● **INSTRUCTIONS TO FOLLOW**
Every entry has to be output exactly, with none skipped.

Dataset records
--- START ---

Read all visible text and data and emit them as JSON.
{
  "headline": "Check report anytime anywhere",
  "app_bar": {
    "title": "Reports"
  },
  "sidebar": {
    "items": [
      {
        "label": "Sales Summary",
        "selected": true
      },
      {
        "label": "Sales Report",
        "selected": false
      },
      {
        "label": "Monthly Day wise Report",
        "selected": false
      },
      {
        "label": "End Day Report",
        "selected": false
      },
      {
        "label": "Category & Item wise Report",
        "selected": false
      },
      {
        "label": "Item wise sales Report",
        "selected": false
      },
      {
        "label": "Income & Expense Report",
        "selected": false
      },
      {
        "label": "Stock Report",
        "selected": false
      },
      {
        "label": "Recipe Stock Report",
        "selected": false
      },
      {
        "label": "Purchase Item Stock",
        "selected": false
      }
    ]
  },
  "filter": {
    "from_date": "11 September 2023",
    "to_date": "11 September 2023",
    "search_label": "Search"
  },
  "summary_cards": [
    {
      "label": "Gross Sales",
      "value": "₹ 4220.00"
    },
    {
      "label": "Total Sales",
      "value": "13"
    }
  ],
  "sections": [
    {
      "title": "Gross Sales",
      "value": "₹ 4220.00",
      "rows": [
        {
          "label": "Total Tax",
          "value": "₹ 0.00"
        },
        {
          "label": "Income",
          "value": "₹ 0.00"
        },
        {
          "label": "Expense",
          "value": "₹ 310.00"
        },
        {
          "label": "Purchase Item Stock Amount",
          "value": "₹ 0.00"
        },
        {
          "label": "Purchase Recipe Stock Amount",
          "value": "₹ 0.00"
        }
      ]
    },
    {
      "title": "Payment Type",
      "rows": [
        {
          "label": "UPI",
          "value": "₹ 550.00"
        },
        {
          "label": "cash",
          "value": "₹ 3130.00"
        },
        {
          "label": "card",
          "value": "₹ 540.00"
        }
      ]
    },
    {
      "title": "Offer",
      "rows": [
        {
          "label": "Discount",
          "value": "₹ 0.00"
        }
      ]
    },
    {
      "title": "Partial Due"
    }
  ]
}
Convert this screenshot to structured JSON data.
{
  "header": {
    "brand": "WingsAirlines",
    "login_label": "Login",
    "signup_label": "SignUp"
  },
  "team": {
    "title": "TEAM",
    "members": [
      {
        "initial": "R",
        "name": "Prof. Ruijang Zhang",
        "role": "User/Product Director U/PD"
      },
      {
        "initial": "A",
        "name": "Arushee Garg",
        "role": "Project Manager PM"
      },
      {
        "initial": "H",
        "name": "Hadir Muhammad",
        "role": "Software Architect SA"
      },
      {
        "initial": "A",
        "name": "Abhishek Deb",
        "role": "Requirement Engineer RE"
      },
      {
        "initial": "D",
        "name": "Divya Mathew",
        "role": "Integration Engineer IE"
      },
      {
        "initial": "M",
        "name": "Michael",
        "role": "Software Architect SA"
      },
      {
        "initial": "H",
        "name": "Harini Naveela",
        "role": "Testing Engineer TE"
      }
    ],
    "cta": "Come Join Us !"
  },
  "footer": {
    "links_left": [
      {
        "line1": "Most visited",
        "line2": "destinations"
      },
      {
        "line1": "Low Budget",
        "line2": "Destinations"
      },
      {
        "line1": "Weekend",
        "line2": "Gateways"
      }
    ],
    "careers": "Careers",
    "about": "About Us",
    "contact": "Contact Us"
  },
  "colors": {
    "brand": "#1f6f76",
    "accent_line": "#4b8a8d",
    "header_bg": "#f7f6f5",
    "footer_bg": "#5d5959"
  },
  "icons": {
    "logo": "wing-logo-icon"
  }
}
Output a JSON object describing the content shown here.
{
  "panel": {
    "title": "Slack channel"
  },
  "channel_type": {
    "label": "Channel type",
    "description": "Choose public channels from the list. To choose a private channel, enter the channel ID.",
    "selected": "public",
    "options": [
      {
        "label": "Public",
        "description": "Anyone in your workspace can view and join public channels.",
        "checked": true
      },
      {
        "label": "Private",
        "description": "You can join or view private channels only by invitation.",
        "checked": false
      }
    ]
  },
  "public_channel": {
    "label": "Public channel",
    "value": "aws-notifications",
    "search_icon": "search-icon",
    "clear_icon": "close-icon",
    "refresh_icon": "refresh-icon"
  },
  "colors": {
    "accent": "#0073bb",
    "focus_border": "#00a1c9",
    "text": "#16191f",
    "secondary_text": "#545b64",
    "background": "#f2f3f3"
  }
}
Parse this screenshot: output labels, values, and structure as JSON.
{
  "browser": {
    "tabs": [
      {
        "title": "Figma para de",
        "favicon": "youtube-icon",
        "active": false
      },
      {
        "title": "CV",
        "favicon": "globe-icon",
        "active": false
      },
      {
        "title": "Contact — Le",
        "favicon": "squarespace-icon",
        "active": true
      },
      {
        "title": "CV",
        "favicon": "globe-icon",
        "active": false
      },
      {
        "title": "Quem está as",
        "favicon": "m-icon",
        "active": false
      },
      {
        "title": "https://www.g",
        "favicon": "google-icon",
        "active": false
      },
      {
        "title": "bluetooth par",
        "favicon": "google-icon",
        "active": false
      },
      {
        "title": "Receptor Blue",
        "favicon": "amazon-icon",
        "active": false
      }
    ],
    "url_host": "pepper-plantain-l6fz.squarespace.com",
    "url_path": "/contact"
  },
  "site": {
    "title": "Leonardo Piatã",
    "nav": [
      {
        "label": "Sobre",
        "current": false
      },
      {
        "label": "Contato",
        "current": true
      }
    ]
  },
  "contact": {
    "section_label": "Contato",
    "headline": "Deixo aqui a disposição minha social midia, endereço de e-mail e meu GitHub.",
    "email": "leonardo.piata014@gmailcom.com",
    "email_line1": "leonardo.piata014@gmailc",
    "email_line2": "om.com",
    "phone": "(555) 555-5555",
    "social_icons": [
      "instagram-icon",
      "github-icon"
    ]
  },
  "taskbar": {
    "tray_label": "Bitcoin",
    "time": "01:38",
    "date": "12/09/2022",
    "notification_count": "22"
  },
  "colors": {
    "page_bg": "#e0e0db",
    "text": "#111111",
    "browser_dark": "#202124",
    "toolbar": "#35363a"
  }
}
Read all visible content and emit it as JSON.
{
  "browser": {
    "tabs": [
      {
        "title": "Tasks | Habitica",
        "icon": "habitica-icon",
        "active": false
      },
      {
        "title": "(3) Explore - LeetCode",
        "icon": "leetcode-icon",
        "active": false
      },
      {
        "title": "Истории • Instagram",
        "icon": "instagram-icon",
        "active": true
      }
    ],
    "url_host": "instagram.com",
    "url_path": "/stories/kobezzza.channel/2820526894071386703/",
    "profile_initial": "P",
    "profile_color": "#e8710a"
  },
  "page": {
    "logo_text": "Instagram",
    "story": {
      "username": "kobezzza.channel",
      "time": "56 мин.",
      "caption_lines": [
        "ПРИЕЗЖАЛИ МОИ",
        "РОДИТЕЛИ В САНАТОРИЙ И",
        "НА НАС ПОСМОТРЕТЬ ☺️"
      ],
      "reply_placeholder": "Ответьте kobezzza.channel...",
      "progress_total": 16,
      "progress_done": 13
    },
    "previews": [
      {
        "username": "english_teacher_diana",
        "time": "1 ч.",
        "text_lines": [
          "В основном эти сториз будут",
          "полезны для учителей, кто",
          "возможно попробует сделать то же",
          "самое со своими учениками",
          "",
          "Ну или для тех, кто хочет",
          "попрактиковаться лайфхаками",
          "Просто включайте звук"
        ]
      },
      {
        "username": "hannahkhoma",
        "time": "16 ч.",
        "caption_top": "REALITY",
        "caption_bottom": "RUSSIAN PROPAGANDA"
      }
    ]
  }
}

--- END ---

● **SOLUTION FOR THIS EXERCISE**
Read all visible text and data and emit them as JSON.
{
  "headline": "Check report anytime anywhere",
  "app_bar": {
    "title": "Reports"
  },
  "sidebar": {
    "items": [
      {
        "label": "Sales Summary",
        "selected": true
      },
      {
        "label": "Sales Report",
        "selected": false
      },
      {
        "label": "Monthly Day wise Report",
        "selected": false
      },
      {
        "label": "End Day Report",
        "selected": false
      },
      {
        "label": "Category & Item wise Report",
        "selected": false
      },
      {
        "label": "Item wise sales Report",
        "selected": false
      },
      {
        "label": "Income & Expense Report",
        "selected": false
      },
      {
        "label": "Stock Report",
        "selected": false
      },
      {
        "label": "Recipe Stock Report",
        "selected": false
      },
      {
        "label": "Purchase Item Stock",
        "selected": false
      }
    ]
  },
  "filter": {
    "from_date": "11 September 2023",
    "to_date": "11 September 2023",
    "search_label": "Search"
  },
  "summary_cards": [
    {
      "label": "Gross Sales",
      "value": "₹ 4220.00"
    },
    {
      "label": "Total Sales",
      "value": "13"
    }
  ],
  "sections": [
    {
      "title": "Gross Sales",
      "value": "₹ 4220.00",
      "rows": [
        {
          "label": "Total Tax",
          "value": "₹ 0.00"
        },
        {
          "label": "Income",
          "value": "₹ 0.00"
        },
        {
          "label": "Expense",
          "value": "₹ 310.00"
        },
        {
          "label": "Purchase Item Stock Amount",
          "value": "₹ 0.00"
        },
        {
          "label": "Purchase Recipe Stock Amount",
          "value": "₹ 0.00"
        }
      ]
    },
    {
      "title": "Payment Type",
      "rows": [
        {
          "label": "UPI",
          "value": "₹ 550.00"
        },
        {
          "label": "cash",
          "value": "₹ 3130.00"
        },
        {
          "label": "card",
          "value": "₹ 540.00"
        }
      ]
    },
    {
      "title": "Offer",
      "rows": [
        {
          "label": "Discount",
          "value": "₹ 0.00"
        }
      ]
    },
    {
      "title": "Partial Due"
    }
  ]
}
Convert this screenshot to structured JSON data.
{
  "header": {
    "brand": "WingsAirlines",
    "login_label": "Login",
    "signup_label": "SignUp"
  },
  "team": {
    "title": "TEAM",
    "members": [
      {
        "initial": "R",
        "name": "Prof. Ruijang Zhang",
        "role": "User/Product Director U/PD"
      },
      {
        "initial": "A",
        "name": "Arushee Garg",
        "role": "Project Manager PM"
      },
      {
        "initial": "H",
        "name": "Hadir Muhammad",
        "role": "Software Architect SA"
      },
      {
        "initial": "A",
        "name": "Abhishek Deb",
        "role": "Requirement Engineer RE"
      },
      {
        "initial": "D",
        "name": "Divya Mathew",
        "role": "Integration Engineer IE"
      },
      {
        "initial": "M",
        "name": "Michael",
        "role": "Software Architect SA"
      },
      {
        "initial": "H",
        "name": "Harini Naveela",
        "role": "Testing Engineer TE"
      }
    ],
    "cta": "Come Join Us !"
  },
  "footer": {
    "links_left": [
      {
        "line1": "Most visited",
        "line2": "destinations"
      },
      {
        "line1": "Low Budget",
        "line2": "Destinations"
      },
      {
        "line1": "Weekend",
        "line2": "Gateways"
      }
    ],
    "careers": "Careers",
    "about": "About Us",
    "contact": "Contact Us"
  },
  "colors": {
    "brand": "#1f6f76",
    "accent_line": "#4b8a8d",
    "header_bg": "#f7f6f5",
    "footer_bg": "#5d5959"
  },
  "icons": {
    "logo": "wing-logo-icon"
  }
}
Output a JSON object describing the content shown here.
{
  "panel": {
    "title": "Slack channel"
  },
  "channel_type": {
    "label": "Channel type",
    "description": "Choose public channels from the list. To choose a private channel, enter the channel ID.",
    "selected": "public",
    "options": [
      {
        "label": "Public",
        "description": "Anyone in your workspace can view and join public channels.",
        "checked": true
      },
      {
        "label": "Private",
        "description": "You can join or view private channels only by invitation.",
        "checked": false
      }
    ]
  },
  "public_channel": {
    "label": "Public channel",
    "value": "aws-notifications",
    "search_icon": "search-icon",
    "clear_icon": "close-icon",
    "refresh_icon": "refresh-icon"
  },
  "colors": {
    "accent": "#0073bb",
    "focus_border": "#00a1c9",
    "text": "#16191f",
    "secondary_text": "#545b64",
    "background": "#f2f3f3"
  }
}
Parse this screenshot: output labels, values, and structure as JSON.
{
  "browser": {
    "tabs": [
      {
        "title": "Figma para de",
        "favicon": "youtube-icon",
        "active": false
      },
      {
        "title": "CV",
        "favicon": "globe-icon",
        "active": false
      },
      {
        "title": "Contact — Le",
        "favicon": "squarespace-icon",
        "active": true
      },
      {
        "title": "CV",
        "favicon": "globe-icon",
        "active": false
      },
      {
        "title": "Quem está as",
        "favicon": "m-icon",
        "active": false
      },
      {
        "title": "https://www.g",
        "favicon": "google-icon",
        "active": false
      },
      {
        "title": "bluetooth par",
        "favicon": "google-icon",
        "active": false
      },
      {
        "title": "Receptor Blue",
        "favicon": "amazon-icon",
        "active": false
      }
    ],
    "url_host": "pepper-plantain-l6fz.squarespace.com",
    "url_path": "/contact"
  },
  "site": {
    "title": "Leonardo Piatã",
    "nav": [
      {
        "label": "Sobre",
        "current": false
      },
      {
        "label": "Contato",
        "current": true
      }
    ]
  },
  "contact": {
    "section_label": "Contato",
    "headline": "Deixo aqui a disposição minha social midia, endereço de e-mail e meu GitHub.",
    "email": "leonardo.piata014@gmailcom.com",
    "email_line1": "leonardo.piata014@gmailc",
    "email_line2": "om.com",
    "phone": "(555) 555-5555",
    "social_icons": [
      "instagram-icon",
      "github-icon"
    ]
  },
  "taskbar": {
    "tray_label": "Bitcoin",
    "time": "01:38",
    "date": "12/09/2022",
    "notification_count": "22"
  },
  "colors": {
    "page_bg": "#e0e0db",
    "text": "#111111",
    "browser_dark": "#202124",
    "toolbar": "#35363a"
  }
}
Read all visible content and emit it as JSON.
{
  "browser": {
    "tabs": [
      {
        "title": "Tasks | Habitica",
        "icon": "habitica-icon",
        "active": false
      },
      {
        "title": "(3) Explore - LeetCode",
        "icon": "leetcode-icon",
        "active": false
      },
      {
        "title": "Истории • Instagram",
        "icon": "instagram-icon",
        "active": true
      }
    ],
    "url_host": "instagram.com",
    "url_path": "/stories/kobezzza.channel/2820526894071386703/",
    "profile_initial": "P",
    "profile_color": "#e8710a"
  },
  "page": {
    "logo_text": "Instagram",
    "story": {
      "username": "kobezzza.channel",
      "time": "56 мин.",
      "caption_lines": [
        "ПРИЕЗЖАЛИ МОИ",
        "РОДИТЕЛИ В САНАТОРИЙ И",
        "НА НАС ПОСМОТРЕТЬ ☺️"
      ],
      "reply_placeholder": "Ответьте kobezzza.channel...",
      "progress_total": 16,
      "progress_done": 13
    },
    "previews": [
      {
        "username": "english_teacher_diana",
        "time": "1 ч.",
        "text_lines": [
          "В основном эти сториз будут",
          "полезны для учителей, кто",
          "возможно попробует сделать то же",
          "самое со своими учениками",
          "",
          "Ну или для тех, кто хочет",
          "попрактиковаться лайфхаками",
          "Просто включайте звук"
        ]
      },
      {
        "username": "hannahkhoma",
        "time": "16 ч.",
        "caption_top": "REALITY",
        "caption_bottom": "RUSSIAN PROPAGANDA"
      }
    ]
  }
}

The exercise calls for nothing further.